Within seconds of a certain 1993 BMW R80 being listed on Gumtree, Ano was on the phone to the owner claiming dibs on the machine. After years of dreaming and planning an Airhead build, these ideas were about to become a reality.
With the bike being situated hours from Ano’s home, it took the bribing of his youngest son with Macca’s to convince him to tag along on this otherwise lonely and boring mission to check out the prospect build. “We rapped on the door and were met by the lady of the house. “John, the owner of the bike, was resting,” she said. We chatted as she shepherded us to the bike in the shed. The only thing left. Obviously a hard fought over piece because all the tools and other items around it were long gone, dirt and dust silhouettes on wall and floor told us where and what had once been there.”

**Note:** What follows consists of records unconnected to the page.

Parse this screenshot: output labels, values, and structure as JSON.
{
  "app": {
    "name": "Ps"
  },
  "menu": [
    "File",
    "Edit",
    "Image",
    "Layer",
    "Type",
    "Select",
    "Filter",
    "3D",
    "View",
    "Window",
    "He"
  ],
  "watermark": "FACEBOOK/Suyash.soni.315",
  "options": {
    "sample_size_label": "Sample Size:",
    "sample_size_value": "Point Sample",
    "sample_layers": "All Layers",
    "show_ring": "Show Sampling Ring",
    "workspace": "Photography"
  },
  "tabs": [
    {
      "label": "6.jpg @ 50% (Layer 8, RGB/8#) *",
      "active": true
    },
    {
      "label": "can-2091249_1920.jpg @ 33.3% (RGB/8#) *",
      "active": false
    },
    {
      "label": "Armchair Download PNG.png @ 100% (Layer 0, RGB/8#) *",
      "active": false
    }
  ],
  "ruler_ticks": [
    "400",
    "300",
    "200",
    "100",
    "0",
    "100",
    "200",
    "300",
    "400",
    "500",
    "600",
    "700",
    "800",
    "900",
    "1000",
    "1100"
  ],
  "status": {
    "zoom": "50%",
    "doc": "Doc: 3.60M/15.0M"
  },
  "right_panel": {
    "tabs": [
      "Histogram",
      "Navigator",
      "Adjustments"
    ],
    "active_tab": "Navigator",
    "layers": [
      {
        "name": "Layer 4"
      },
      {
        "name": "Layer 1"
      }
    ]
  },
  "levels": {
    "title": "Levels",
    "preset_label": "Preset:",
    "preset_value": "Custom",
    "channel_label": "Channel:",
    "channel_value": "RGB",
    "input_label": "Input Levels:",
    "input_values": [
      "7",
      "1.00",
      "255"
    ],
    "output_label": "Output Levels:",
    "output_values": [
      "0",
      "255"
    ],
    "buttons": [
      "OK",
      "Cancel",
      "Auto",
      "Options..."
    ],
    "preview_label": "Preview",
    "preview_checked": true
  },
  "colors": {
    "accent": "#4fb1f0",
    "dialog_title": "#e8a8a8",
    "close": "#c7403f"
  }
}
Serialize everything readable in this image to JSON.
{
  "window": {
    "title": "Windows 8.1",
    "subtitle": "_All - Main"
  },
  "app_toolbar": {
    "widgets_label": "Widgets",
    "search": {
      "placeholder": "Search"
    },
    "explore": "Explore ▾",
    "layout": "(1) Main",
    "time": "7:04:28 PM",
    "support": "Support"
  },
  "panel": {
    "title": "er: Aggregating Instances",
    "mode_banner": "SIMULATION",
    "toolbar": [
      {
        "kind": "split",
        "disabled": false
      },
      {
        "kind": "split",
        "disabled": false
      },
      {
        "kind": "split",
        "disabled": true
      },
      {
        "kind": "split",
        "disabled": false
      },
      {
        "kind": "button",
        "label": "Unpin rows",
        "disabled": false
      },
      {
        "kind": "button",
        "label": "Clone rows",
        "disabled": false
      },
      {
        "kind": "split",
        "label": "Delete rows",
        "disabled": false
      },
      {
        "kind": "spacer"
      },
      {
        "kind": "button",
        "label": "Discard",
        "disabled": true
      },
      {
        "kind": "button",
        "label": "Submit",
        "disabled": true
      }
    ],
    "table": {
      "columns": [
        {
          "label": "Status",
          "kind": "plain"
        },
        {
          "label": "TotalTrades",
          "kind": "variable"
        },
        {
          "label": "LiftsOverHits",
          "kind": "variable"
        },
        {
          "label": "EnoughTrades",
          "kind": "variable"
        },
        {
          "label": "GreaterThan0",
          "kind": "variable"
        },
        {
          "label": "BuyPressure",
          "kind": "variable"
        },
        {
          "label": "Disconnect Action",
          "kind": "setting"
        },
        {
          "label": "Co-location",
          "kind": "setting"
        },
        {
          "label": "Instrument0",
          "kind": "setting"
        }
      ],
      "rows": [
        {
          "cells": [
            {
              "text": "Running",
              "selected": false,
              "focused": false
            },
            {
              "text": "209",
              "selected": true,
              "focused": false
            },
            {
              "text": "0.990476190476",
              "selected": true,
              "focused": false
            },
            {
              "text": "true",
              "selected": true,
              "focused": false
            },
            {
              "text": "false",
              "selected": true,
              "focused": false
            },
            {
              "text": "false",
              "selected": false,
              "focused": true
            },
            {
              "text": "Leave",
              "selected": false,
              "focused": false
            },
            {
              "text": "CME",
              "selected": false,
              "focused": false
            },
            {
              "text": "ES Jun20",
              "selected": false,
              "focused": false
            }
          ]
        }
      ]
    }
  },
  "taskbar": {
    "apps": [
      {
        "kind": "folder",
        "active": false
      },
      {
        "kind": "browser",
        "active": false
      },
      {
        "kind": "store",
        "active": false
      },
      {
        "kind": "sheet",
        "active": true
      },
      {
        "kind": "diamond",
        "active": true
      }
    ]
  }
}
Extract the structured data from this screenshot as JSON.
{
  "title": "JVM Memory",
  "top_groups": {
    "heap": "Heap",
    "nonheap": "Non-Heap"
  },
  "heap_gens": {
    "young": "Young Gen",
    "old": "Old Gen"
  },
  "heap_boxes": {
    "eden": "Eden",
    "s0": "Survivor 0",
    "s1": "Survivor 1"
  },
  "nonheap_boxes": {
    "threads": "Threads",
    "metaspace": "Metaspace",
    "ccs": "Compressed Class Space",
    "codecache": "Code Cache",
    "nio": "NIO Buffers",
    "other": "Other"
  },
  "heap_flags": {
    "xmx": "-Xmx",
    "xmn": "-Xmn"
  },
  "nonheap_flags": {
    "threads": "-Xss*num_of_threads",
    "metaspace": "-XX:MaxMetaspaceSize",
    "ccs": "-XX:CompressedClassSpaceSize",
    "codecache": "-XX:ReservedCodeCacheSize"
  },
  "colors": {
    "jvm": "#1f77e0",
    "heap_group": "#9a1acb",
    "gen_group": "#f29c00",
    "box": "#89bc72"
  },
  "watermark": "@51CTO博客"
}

The bike had been living in the shed neglected for the past few years, the deterioration in John’s health being the culprit. An unfortunate, but completely understandable reason to let the dust gather on a motorcycle. “I looked up to see John had finally made it out of the house. He stood in the opening of the shed, very thin and shrouded in white. We spent quite awhile chatting and tinkering to getting the bike going. He’d always been a Ducati guy until the R80. “A changed man” he said. He grew in stature from grumpy to good spirits talking about bikes, parts, oil and toil. We ultimately got it fired up and almost gagged in the smoke that poured forth from the stammering engine. Once rolling we wheeled it outside and I gingerly took it around the corner to the servo to fill the fluids and air before heading out of town to see what surprises this machine held. If the truth be told, it wasn’t far after the first corner out of town that I knew for certain that I’d just bought a bike.”
That all familiar feeling of knowing when you’ve purchased a new/old bike before money is exchanged is something many can relate to. Sometimes you simply just know. Dubbed “Boris”, Ano’s R80 was from the last run of airheads. This purchase was no spur of the moment impulse buy, but rather the result of years of ideas and desires. “I’m not into the whole flat ironing board style seats. I like a bit of undulation. I’d been following Café Racer Dreams, a Spanish garage, for ages. On all their BMW builds the seat rises mid way through on the passenger end because the rear hoop becomes the brace, with a horizontal pipe welded in. Being a mono, the later airheads all were, and having seen CRD#47, where they had in fact customised a mono I felt that there was no point reinventing the rear subframe. Although check where Kyle from Rene9ade wraps the frame around the shock. It’s sublime.”
When it came to pipes, Ano was sold on a 2 into 1 system. “I wanted to get rid of as much as I could from the left side of the bike, so when you looked at that side you just have this wheel out there. Suspended. I friggin love that.”
Armed with a plethora of different photos and ideas, Ano went to Kyle at Rene9ade to be the bikesmith behind this creation. “I remember it was the week before The Distinguished Gentleman’s Ride that I picked Boris up from Rene9ade. I was beside myself in excitement. It was the day I heard him for the first time with his new pipes and even got in a quick fling around the industrial estate at the end of the street before we packed him up and trailered him home. The back end metal work and seat was all done, as were the pipes, that still left me with a whole lot of other bits that needed doing.”
After spending some time in Germany, Ano returned with parts-a-plenty to help complete Boris. “We came back with an excess luggage bill and a sack of parts so large that it would have made Santa green with envy.” Fortunately for Ano, he was yet to go over budget on this build – for it didn’t have one. Brilliant!
“Boris wasn’t so much designed as he evolved through a medley of circumstance, discoveries, advice and a healthy dose of good fortune.”
Ano and his good mate Russell, now armed with plenty of fresh parts, got to stripping the bike down like worker ants until it was nothing but two wheels, an engine and a frame. “We then fueled up on durries and bullshit and built it back up again! With equal measures of intimidation and fervor we did things neither had done before. Brakes rebuilt with braided lines and bled. Splines checked and greased. Clutch dismantled and reassembled. We completely rewired Boris fitting him with new micro switches, Waterproof connectors, super bright and really small V-arc indicators, all tied together with a custom loom and hung off of a Motogadget m-Unit to control the lot. I love the m-Switch keyless RFID system, but then again I’m easily distracted.”
A unique personal touch to this reborn BMW is in it’s badges. Wanting to lose the standard BMW badge, Ano drafted up a few custom designs. With the aid of his mate Arfn from Backyard Customs in Bali, these new badges were made a reality in Yogyakarta, an excellent tribute to all the years Ano’s spent living in Indonesia.
“One thing is for sure, he most definitely is the sum of his parts and I am happy to say, Boris now lives in our shed.”